Dance Nation at the Almeida Theatre
At some point, we’ve all had one foot firmly planted in the comforts of childhood and the other in the terrors of adult life, the between-ager years where self-perception starts to coalesce, polluted by a heightened awareness of the world and the world’s heightened awareness of us. Clare Barron’s Dance Nation explores this with a raw familiarity and often glorious filthiness, a hybrid coming-of-age comedy-sports drama that manages to subvert and circumvent the myriad clichés that arise in both genres.
Under the petty tyranny of Dance Teacher Pat (a wonderfully nasty and pathetic Brendan Cowell) a troupe of pre and not-so-prepubescent girls – and Luke – have their sights set on Tampa, trophies and personal triumph. Top of the class, as always, is Amina (Karla Crome), closely followed by best friend Zuzu (Ria Zitrowicz), their relationship perilously resting on the altar of ambition.
It should be said that director Bijan Shebani – and a game cast – hasn’t copped out when it comes to the dancing.
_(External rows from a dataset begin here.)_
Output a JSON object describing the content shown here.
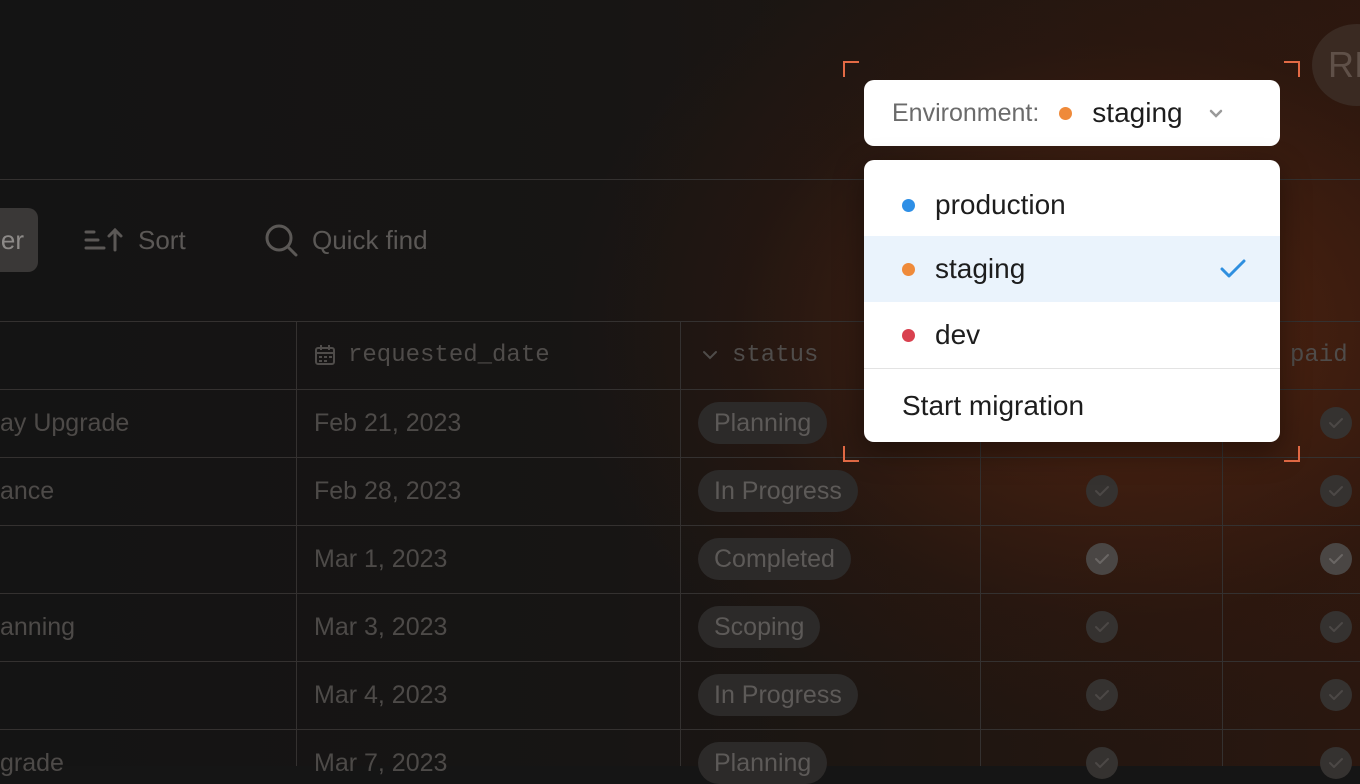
{
  "avatar": {
    "initials": "RI"
  },
  "toolbar": {
    "filter_label": "er",
    "sort_label": "Sort",
    "quick_find_placeholder": "Quick find"
  },
  "table": {
    "columns": [
      "requested_date",
      "status",
      "paid"
    ],
    "rows": [
      {
        "name": "ay Upgrade",
        "requested_date": "Feb 21, 2023",
        "status": "Planning",
        "checks": [
          false,
          false
        ]
      },
      {
        "name": "ance",
        "requested_date": "Feb 28, 2023",
        "status": "In Progress",
        "checks": [
          false,
          false
        ]
      },
      {
        "name": "",
        "requested_date": "Mar 1, 2023",
        "status": "Completed",
        "checks": [
          true,
          true
        ]
      },
      {
        "name": "anning",
        "requested_date": "Mar 3, 2023",
        "status": "Scoping",
        "checks": [
          false,
          false
        ]
      },
      {
        "name": "",
        "requested_date": "Mar 4, 2023",
        "status": "In Progress",
        "checks": [
          false,
          false
        ]
      },
      {
        "name": "grade",
        "requested_date": "Mar 7, 2023",
        "status": "Planning",
        "checks": [
          false,
          false
        ]
      }
    ]
  },
  "environment": {
    "label": "Environment:",
    "selected": "staging",
    "selected_color": "#ef8a3a",
    "options": [
      {
        "label": "production",
        "color": "#2e8fe6",
        "selected": false
      },
      {
        "label": "staging",
        "color": "#ef8a3a",
        "selected": true
      },
      {
        "label": "dev",
        "color": "#d9414f",
        "selected": false
      }
    ],
    "action_label": "Start migration",
    "check_color": "#2f8fdf"
  }
}
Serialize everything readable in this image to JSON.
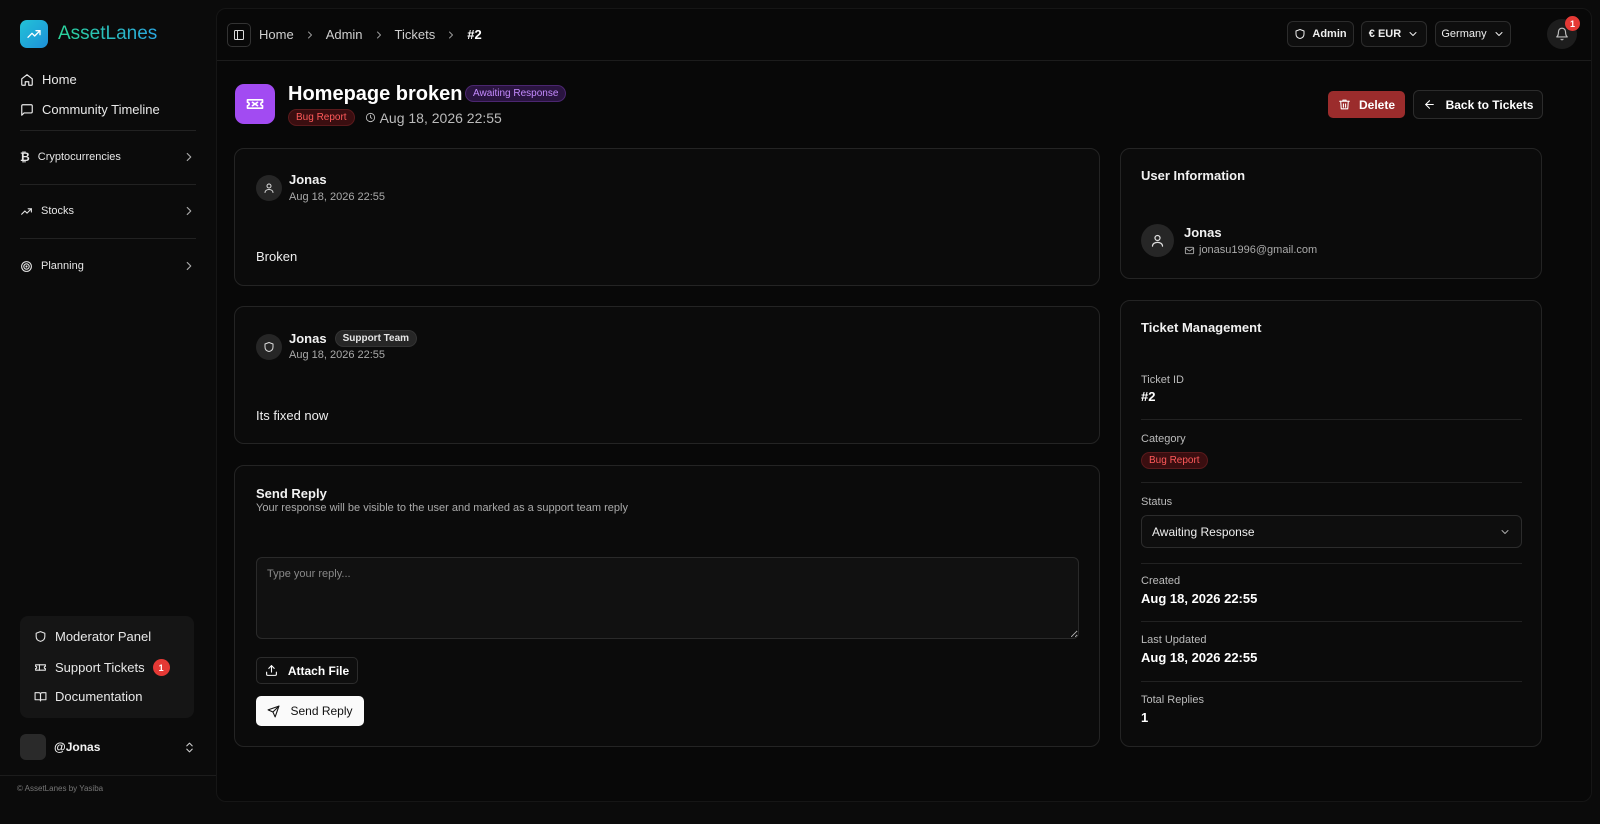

Working with choreographer Aline David, the production contains multiple full-on routines that, as well as being genuinely impressive, contain the same humour, weirdness and character as the script.
There is a far inferior version of this play that sentimentally looks at the movement into womanhood and the bonds that these girls – and Luke – make learning to dance. Barron isn’t interested in portraying that journey as a linear progression, however, placing nascent masturbation next to the earnest enjoyment of toy horses. No clean shift from child to adult, only the slow and messy process of shedding limbs and layers until you’re the same but different.
All this is, of course, doubly, triply, infinitely harder for young girls, who have ass-slapping teachers and leering bystanders trying to shame and claim their bodies – which are bleeding and bubbling in ways previously unknown – before they’ve even had a chance to get to grips with how they feel about themselves.
But while the playwright doesn’t shy away from showing this reality, neither is she willing to make her girls prey. They are – in the words of the casting note – fuelled by a “pagan feral-ness and ferocity”, with scenes of vampiric madness and ritualistic friendship, and monologues brimming with the inchoate, hard-fought wisdom of their future selves (all the teens are played by adults).
It is in these monologues that the play truly shines, from Zitrowicz’s heartbreakingly self-aware acknowledgement of her unsensational talent to Crome’s fierce and focused closer. Best is Kayla Meikle’s magnificent rallying cry, an expletive-laden statement of intent that doesn’t ignore or deny self-doubt and fear but pushes through it, right through until her Ashlee has the world’s head on the curb and is threatening to stomp.
Photo: Marc Brenner
Dance Nation is at the Almeida Theatre from 27th August until 6th October 2018. For further information or to book visit the theatre’s website here.